💡 Action item:

Follow up with Property 4’s property manager to get their perspective on how the compliance process is working and not working. Have that manager connect with a peer that is seeing more success and ask them to take back some best practices/next steps. Set a target for the next Q and check back in to see what progress has been made.

Perhaps, the insurance requirements for this property are stricter than those for your other assets? If that’s the case, was this intentional, and would it make sense to revise any of these? Can any waivers be granted for specific vendors/requirements?

If revising insurance requirements is not an option, you might want to consider the following:

  • Are you communicating with the right contact at the vendor/tenant? Can we connect directly with the broker? Maybe there is an opportunity to improve email communications or cadence
  • Alternatively, you might look into bringing in new vendors whose insurance requirements will be more compatible with your requirements.

2. There is a high percentage of waived records across your portfolio

Here is an example.

The overall portfolio, according to the pie chart above, has 15 percent of waived records, which is rather high. But how evenly are these waived records spread across assets?

As you can see on the properties’ breakdown to the right, it is Property 4 that is that is responsible for the average being so high — in fact, ~28 percent of its records ended up waived.

Why is this happening?

You might want to take a deeper dive into this property’s performance and see if there is one particular policy that ends up being waived all the time, e.g. Professional Liability. It may also be the case that certain processes for granting waivers are not being followed.

💡 Action item:

Consider the rationale for these waivers, do they make sense from a risk management standpoint? If so, can those requirements be removed from future requests? Can this be applied to any other properties to eliminate non-compliance? Conversely, should these be revised or retracted if need be?

Answering these questions may help you to alleviate compliance burdens across other similar instances within your portfolio.

3. There is a high percentage of expired records across your portfolio

Three things could be at play here.

First scenario: your renewal dates crawl upon you as they all happen roughly at the same time (according to Jones data, ~25 percent of all COIs expire in January).

Second scenario: lots of expired records might indicate difficulties in the COI renewal process.

Third scenario: There are some vendors or tenants who no longer service/occupy the property. These records can be archived for the time being if a renewed Cert is no longer required.

💡 Action item:

Determine which scenario is true. Do your COIs expire at the same time and does it happen across your entire portfolio? If yes, you might want to implement a process that helps you manage COI renewals in advance.

Here is what the Jones team recommends:

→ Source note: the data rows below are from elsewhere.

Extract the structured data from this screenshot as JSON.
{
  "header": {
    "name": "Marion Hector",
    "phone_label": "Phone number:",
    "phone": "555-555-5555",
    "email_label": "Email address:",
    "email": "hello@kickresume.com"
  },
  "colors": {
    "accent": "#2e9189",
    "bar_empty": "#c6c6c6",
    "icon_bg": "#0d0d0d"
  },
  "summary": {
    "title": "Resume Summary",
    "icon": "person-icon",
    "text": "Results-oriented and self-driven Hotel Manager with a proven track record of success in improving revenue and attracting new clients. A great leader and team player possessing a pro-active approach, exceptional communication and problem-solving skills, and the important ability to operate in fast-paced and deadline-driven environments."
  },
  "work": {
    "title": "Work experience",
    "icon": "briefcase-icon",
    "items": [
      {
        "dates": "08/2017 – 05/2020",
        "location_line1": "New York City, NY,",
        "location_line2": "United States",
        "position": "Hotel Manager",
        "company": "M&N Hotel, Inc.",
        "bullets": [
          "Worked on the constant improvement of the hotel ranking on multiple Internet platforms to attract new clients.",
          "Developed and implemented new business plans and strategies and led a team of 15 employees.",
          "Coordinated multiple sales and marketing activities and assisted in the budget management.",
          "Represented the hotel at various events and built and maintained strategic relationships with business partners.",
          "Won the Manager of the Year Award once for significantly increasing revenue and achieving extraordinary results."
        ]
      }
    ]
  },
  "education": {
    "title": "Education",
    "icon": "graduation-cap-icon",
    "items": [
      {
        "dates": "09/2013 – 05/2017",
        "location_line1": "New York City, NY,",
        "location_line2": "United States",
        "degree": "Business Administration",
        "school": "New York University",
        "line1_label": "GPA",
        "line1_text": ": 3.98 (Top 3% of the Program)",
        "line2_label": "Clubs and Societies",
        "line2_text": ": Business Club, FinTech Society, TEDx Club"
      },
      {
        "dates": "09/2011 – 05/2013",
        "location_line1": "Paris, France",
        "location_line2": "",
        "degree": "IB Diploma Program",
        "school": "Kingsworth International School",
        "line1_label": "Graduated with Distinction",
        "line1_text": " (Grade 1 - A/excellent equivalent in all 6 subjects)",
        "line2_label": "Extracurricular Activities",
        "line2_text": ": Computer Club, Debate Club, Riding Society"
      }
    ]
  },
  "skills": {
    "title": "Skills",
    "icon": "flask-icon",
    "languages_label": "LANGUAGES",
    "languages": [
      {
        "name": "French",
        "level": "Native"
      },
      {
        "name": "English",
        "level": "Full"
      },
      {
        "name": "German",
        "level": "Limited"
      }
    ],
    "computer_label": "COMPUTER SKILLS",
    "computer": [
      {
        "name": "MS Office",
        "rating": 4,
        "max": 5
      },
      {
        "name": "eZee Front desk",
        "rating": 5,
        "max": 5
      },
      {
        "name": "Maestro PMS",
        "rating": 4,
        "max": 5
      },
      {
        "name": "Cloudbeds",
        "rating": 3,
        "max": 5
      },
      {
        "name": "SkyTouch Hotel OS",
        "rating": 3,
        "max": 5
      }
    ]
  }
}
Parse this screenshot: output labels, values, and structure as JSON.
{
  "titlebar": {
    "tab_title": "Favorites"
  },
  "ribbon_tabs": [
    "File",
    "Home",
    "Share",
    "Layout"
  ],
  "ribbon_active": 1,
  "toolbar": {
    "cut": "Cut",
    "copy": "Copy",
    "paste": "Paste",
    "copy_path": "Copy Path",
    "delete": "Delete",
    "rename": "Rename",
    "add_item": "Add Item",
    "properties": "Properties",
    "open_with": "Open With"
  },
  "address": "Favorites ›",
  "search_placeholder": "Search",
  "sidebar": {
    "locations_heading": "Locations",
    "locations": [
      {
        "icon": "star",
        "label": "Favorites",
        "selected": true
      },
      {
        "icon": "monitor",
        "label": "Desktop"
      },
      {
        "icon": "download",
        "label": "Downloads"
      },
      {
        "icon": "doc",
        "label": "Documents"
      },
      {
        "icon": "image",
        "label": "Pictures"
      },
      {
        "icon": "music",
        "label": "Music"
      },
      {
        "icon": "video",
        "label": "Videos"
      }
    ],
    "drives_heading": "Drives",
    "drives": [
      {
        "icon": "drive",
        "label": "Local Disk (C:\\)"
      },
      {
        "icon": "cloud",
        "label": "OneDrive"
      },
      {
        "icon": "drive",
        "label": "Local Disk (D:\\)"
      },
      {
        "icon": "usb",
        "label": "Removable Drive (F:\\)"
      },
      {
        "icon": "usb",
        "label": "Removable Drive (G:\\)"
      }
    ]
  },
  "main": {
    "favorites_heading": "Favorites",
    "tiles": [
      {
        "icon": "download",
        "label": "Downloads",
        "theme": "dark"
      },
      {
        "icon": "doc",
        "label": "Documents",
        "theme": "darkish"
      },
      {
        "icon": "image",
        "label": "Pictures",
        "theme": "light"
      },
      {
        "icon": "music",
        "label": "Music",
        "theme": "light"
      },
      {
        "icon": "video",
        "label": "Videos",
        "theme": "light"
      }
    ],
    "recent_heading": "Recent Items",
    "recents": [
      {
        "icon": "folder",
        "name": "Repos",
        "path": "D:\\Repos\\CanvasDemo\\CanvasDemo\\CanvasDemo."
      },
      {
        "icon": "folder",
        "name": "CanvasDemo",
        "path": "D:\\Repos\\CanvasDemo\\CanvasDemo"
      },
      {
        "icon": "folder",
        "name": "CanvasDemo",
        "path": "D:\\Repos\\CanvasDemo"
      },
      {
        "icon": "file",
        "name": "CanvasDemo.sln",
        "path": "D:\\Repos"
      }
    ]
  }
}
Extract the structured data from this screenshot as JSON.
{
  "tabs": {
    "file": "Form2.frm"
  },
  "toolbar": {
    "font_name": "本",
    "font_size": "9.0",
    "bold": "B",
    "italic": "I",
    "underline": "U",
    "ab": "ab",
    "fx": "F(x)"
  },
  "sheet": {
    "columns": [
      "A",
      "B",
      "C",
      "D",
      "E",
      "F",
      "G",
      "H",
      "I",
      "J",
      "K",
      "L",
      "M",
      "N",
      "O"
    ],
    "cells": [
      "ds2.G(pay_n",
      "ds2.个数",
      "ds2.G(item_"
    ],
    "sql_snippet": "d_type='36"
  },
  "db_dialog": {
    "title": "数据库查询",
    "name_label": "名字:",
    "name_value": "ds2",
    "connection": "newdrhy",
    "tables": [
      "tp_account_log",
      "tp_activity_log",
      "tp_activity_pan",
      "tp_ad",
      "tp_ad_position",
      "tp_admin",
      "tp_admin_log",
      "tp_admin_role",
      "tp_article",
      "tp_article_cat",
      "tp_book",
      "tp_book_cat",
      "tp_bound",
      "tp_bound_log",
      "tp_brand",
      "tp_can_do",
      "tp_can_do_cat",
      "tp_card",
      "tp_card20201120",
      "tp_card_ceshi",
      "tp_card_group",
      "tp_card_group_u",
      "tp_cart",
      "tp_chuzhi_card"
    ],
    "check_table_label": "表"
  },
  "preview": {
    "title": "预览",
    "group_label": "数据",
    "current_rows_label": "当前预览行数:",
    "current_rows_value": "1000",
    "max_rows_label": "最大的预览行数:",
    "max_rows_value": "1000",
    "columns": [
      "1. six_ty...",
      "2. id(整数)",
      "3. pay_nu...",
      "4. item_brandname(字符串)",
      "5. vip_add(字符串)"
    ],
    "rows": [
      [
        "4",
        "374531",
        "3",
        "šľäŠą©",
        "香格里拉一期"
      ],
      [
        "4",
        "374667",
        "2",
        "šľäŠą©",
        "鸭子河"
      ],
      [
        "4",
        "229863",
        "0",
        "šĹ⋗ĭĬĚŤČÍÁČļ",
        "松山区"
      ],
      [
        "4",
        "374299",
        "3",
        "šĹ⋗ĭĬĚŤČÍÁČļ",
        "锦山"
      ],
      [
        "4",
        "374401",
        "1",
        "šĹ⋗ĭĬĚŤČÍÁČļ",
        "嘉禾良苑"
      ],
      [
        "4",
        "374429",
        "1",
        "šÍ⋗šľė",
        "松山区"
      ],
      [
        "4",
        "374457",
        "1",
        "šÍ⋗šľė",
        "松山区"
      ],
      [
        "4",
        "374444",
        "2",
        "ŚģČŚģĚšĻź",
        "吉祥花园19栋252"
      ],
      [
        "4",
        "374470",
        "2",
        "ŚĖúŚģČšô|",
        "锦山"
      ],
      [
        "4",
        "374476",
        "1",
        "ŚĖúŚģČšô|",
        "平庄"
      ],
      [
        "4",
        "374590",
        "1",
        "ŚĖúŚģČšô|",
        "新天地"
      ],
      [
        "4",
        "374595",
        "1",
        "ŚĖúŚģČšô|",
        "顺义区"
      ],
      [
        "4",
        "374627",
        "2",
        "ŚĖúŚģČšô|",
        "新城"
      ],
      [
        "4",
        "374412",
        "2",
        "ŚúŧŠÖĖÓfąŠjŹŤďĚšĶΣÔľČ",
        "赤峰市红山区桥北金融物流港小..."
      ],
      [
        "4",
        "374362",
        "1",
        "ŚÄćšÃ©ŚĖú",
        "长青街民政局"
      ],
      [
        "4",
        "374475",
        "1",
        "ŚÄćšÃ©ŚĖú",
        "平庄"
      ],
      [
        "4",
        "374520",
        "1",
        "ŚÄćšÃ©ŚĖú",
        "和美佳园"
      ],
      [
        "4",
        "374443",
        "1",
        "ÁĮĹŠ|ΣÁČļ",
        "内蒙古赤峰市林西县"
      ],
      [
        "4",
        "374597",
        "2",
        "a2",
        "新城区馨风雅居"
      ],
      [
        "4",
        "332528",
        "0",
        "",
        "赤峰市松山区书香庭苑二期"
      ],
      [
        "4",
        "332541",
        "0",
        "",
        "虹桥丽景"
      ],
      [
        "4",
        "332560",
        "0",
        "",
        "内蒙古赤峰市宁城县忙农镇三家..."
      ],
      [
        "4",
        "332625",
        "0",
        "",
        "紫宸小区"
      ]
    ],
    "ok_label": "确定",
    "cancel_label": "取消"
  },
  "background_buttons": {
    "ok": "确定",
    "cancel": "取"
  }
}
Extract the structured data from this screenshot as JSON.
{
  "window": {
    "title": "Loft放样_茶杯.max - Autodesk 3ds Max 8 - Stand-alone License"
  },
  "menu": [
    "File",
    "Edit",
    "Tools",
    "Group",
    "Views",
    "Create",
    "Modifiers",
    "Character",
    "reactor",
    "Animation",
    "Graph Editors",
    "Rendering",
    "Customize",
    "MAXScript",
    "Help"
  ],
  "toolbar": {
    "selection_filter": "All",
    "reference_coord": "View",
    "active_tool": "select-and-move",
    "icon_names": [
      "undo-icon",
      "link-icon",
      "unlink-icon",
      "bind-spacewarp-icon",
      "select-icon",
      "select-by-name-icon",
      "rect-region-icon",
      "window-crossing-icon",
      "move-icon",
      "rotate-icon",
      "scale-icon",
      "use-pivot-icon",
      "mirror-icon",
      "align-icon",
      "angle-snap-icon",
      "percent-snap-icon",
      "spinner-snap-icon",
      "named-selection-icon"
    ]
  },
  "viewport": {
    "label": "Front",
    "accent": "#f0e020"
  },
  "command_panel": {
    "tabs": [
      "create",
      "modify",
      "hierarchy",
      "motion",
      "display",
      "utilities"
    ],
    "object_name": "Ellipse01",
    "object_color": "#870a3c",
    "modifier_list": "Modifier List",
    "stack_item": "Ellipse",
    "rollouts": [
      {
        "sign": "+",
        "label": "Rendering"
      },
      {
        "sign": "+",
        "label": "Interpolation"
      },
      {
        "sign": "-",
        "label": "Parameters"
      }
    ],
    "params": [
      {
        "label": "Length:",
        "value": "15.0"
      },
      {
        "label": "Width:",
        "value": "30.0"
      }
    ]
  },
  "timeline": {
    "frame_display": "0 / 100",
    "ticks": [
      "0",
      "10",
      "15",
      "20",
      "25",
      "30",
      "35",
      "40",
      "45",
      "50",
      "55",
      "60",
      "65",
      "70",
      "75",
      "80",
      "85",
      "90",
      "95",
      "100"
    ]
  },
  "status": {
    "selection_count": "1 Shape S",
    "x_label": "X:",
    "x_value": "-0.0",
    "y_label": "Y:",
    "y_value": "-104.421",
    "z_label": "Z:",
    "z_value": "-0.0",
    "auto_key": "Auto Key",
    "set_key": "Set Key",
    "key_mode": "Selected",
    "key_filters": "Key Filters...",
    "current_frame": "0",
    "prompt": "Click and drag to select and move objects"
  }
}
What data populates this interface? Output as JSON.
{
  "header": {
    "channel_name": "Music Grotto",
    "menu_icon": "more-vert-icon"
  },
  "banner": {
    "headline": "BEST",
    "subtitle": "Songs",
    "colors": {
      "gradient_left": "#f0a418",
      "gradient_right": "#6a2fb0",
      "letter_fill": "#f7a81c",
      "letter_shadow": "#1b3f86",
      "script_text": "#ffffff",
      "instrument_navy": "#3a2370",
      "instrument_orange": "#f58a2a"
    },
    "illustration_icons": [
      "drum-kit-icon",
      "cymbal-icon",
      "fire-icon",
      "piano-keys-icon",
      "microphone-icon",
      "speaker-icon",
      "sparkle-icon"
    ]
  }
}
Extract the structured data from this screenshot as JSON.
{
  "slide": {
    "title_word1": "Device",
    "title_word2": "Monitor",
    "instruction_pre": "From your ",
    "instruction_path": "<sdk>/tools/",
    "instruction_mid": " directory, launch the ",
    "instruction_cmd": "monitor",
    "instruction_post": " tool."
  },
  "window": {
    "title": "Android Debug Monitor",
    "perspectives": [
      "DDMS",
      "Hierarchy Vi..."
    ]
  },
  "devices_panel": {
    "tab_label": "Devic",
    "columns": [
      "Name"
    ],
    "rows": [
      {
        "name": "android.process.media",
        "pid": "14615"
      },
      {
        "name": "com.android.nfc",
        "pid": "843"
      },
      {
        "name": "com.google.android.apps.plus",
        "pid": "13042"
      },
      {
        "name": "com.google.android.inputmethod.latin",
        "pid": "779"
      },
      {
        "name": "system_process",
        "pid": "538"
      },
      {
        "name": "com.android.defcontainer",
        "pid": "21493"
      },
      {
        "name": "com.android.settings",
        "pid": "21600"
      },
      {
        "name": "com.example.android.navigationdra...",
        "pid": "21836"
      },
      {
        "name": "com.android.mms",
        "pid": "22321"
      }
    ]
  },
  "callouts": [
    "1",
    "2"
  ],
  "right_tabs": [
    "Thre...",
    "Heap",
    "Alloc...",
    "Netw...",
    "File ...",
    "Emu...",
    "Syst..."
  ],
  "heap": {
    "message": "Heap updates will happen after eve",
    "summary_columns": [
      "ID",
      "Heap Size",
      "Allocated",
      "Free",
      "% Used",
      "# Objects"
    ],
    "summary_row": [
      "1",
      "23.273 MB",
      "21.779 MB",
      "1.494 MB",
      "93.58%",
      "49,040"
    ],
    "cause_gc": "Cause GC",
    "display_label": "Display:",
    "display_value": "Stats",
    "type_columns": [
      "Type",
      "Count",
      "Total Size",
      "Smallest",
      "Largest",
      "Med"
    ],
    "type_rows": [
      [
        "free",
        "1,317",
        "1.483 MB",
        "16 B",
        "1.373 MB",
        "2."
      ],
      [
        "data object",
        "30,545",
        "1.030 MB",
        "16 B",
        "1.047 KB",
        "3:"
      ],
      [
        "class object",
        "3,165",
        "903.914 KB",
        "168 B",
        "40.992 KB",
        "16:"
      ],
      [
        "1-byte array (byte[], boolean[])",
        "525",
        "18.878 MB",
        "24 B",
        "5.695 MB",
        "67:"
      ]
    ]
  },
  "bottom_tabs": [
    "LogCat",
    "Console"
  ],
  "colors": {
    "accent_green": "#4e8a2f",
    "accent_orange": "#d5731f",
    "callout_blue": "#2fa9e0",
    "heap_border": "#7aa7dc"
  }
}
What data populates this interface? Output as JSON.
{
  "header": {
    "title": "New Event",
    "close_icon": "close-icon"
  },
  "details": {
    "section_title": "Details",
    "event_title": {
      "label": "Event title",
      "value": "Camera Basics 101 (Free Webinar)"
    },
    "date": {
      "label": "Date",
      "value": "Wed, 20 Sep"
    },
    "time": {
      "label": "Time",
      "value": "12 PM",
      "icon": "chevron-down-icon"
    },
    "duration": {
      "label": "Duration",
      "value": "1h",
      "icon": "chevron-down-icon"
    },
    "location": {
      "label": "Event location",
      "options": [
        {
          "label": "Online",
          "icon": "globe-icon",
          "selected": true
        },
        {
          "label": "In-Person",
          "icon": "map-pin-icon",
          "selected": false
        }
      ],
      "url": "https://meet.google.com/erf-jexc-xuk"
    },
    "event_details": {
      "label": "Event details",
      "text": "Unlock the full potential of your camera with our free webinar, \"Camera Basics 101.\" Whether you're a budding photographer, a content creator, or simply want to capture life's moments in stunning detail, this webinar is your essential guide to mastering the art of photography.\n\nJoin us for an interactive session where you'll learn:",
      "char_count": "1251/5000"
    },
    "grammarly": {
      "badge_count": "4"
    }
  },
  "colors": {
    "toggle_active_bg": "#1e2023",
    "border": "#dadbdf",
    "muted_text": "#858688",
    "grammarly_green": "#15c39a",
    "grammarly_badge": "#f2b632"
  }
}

  • Pull a list of all your tenant and vendor records with insurance records expiring in January
  • Draft a communication to the primary insurance contact at their company to notify them of which one of their policies is expiring (important as they may have specific brokers for specific policies) and instructions on how to submit a renewed COI
  • Be sure to send follow-up communications over the course of the month to ensure you are collecting all outstanding policies as they begin to expire and are renewed.

If there is a higher percentage of expired COIs at one of your assets, or if your COIs expire at different months, then you might need to fix your COI management process.

Things to examine:

  • Do you have a system in place to be notified of expiring COIs at least 1 month in advance?
  • Are all your tenants and vendors responsive?
  • How many emails does it take on average to receive a COI from your tenant or vendor?